Could you filter the records below down to the lines that include the word "review"?

Start of Excerpted data

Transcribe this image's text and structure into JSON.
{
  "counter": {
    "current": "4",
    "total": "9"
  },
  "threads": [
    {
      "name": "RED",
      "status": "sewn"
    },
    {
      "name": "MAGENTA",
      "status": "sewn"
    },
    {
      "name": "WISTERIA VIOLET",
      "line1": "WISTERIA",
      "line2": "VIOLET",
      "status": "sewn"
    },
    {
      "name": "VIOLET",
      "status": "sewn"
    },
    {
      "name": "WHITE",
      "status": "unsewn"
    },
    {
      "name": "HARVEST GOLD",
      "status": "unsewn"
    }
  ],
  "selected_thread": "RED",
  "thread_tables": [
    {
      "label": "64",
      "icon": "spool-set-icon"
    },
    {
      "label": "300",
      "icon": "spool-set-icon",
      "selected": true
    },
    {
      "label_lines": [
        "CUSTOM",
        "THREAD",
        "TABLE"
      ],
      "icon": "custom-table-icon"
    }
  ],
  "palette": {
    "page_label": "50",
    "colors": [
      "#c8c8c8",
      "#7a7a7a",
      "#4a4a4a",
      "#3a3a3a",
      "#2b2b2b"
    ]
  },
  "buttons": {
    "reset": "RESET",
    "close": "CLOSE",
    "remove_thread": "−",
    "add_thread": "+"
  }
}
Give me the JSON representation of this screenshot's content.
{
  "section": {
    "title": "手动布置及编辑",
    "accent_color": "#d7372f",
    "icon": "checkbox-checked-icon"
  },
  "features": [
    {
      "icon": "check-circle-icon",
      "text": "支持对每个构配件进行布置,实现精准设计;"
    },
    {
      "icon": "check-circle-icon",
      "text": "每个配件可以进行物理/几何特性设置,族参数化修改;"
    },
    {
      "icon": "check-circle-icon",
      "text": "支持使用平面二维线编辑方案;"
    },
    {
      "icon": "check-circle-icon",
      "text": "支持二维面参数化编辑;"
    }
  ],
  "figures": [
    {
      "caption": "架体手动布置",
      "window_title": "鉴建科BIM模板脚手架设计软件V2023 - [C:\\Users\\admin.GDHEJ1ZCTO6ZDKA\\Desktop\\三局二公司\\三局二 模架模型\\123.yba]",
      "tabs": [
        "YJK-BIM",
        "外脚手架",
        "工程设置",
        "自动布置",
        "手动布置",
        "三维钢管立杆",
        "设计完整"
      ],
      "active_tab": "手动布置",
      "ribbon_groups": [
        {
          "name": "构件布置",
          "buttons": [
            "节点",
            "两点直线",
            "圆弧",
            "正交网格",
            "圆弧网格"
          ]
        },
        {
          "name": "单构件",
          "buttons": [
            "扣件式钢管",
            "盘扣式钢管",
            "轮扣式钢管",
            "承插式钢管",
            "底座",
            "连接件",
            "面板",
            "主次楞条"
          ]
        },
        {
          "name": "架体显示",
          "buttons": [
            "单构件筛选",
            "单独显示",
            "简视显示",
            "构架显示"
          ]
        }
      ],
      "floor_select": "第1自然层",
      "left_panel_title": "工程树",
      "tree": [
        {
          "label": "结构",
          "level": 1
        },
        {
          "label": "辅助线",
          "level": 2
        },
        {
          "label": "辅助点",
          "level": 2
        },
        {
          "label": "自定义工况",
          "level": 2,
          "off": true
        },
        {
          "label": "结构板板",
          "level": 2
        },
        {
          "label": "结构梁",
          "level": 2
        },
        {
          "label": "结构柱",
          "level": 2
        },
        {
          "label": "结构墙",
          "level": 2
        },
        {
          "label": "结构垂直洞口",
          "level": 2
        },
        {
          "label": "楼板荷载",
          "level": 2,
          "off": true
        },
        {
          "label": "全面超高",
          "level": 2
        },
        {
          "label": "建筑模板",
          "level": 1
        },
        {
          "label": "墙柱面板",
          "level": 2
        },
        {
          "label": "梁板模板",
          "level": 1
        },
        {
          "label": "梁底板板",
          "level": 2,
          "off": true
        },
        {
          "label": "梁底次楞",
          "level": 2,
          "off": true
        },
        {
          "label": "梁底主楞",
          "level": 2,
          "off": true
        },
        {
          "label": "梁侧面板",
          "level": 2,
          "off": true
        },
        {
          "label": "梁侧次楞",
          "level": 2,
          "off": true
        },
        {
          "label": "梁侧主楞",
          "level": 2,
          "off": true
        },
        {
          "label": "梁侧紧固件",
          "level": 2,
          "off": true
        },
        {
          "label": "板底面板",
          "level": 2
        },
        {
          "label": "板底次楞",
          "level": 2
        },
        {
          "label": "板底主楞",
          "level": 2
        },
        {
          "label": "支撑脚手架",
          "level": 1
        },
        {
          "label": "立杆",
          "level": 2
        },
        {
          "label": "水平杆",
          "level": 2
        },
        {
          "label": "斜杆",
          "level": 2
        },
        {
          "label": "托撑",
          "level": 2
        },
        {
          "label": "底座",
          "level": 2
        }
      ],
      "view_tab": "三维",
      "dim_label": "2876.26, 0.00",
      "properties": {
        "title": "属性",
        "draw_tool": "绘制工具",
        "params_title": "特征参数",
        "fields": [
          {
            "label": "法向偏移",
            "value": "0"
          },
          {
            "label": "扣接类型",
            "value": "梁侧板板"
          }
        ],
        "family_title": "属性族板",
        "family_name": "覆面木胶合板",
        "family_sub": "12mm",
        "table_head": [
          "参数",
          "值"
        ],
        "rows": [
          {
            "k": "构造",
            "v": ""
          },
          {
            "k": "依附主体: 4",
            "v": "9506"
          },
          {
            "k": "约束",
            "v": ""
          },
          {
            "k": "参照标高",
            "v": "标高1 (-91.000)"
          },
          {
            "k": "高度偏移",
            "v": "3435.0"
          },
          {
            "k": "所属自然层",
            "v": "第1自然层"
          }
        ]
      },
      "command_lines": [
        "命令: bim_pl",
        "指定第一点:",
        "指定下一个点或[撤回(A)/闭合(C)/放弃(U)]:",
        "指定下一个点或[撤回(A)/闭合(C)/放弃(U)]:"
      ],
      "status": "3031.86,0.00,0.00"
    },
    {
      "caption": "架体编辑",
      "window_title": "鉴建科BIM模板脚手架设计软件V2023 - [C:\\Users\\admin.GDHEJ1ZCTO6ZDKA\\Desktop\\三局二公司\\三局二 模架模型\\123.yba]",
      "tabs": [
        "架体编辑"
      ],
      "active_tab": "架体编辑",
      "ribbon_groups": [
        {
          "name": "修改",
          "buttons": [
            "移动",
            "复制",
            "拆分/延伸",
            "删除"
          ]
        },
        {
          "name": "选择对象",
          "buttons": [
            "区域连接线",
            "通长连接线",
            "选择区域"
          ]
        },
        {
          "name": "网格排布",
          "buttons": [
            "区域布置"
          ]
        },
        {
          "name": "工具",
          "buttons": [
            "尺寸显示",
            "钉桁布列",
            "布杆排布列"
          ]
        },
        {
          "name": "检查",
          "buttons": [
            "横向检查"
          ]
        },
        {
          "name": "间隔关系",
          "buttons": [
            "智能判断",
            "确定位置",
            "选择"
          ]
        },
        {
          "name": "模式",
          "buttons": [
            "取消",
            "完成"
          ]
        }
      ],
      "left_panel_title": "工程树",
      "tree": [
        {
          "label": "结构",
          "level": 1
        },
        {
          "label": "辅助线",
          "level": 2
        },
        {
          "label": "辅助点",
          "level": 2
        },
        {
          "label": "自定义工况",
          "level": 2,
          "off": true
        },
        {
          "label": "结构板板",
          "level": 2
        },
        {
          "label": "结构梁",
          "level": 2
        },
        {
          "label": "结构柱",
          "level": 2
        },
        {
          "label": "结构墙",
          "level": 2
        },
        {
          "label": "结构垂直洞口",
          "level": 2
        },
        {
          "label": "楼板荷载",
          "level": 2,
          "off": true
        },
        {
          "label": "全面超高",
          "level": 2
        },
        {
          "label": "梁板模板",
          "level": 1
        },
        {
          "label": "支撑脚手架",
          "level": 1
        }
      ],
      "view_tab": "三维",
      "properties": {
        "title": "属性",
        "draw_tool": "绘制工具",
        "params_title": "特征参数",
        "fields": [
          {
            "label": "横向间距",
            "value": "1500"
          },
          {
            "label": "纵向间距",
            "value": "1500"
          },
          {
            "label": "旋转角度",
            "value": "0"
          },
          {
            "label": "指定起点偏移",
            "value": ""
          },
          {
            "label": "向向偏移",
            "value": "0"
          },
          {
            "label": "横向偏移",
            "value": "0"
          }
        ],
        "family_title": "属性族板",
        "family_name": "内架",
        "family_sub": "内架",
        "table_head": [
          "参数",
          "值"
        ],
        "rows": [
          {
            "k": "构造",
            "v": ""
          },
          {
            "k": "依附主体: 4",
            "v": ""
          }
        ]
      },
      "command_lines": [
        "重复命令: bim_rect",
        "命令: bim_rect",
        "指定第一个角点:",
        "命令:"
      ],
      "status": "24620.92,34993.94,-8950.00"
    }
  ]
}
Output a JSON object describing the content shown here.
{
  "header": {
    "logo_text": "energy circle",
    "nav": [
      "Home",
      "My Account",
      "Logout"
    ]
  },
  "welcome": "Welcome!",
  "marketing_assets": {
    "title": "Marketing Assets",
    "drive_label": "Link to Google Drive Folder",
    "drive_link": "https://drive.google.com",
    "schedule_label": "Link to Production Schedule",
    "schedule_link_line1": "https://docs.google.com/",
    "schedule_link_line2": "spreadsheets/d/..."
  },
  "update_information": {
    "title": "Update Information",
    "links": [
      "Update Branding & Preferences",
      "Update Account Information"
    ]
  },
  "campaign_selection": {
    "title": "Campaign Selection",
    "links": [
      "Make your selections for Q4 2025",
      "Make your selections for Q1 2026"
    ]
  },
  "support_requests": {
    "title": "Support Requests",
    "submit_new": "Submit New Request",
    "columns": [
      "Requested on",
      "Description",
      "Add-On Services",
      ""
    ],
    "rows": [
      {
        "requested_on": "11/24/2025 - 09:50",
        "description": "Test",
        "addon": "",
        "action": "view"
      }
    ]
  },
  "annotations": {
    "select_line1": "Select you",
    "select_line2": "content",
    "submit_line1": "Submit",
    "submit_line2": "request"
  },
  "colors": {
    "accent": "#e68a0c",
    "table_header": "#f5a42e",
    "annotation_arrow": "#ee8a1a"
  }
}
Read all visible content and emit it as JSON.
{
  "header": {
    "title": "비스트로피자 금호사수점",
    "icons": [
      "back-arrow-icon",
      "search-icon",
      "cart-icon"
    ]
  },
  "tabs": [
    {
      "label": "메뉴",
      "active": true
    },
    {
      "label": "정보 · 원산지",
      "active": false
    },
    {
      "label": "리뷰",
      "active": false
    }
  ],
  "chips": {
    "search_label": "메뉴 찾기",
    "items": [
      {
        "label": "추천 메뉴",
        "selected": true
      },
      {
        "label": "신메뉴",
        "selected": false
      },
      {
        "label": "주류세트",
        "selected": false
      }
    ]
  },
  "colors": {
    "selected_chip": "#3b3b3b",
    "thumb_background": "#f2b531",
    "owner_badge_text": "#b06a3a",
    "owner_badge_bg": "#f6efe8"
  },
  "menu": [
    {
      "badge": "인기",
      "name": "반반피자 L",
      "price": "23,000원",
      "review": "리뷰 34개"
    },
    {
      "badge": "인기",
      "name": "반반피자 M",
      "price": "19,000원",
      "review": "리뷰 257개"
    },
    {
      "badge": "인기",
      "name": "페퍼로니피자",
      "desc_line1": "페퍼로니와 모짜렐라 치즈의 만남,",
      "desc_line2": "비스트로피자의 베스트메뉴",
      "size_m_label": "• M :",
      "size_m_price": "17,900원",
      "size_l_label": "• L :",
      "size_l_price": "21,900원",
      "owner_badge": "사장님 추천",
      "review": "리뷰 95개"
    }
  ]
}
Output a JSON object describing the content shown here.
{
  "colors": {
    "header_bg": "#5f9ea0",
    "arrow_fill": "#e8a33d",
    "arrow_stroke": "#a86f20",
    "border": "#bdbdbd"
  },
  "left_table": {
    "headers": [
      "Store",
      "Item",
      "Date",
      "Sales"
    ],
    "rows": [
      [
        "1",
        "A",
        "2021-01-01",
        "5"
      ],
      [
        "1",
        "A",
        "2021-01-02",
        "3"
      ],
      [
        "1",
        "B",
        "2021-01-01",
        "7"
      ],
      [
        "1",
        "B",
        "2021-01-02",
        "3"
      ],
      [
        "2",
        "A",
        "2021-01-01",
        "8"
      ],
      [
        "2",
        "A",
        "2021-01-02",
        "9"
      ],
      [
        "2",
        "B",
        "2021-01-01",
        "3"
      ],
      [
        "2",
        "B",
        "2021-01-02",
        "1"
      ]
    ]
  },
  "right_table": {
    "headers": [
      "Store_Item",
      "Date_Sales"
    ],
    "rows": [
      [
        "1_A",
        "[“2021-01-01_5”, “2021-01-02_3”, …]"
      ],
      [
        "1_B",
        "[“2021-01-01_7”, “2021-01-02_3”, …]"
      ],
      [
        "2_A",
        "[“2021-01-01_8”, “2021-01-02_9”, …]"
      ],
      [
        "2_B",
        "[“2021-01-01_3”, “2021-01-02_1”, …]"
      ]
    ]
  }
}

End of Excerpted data

Result:
      "review": "리뷰 34개"
      "review": "리뷰 257개"
      "review": "리뷰 95개"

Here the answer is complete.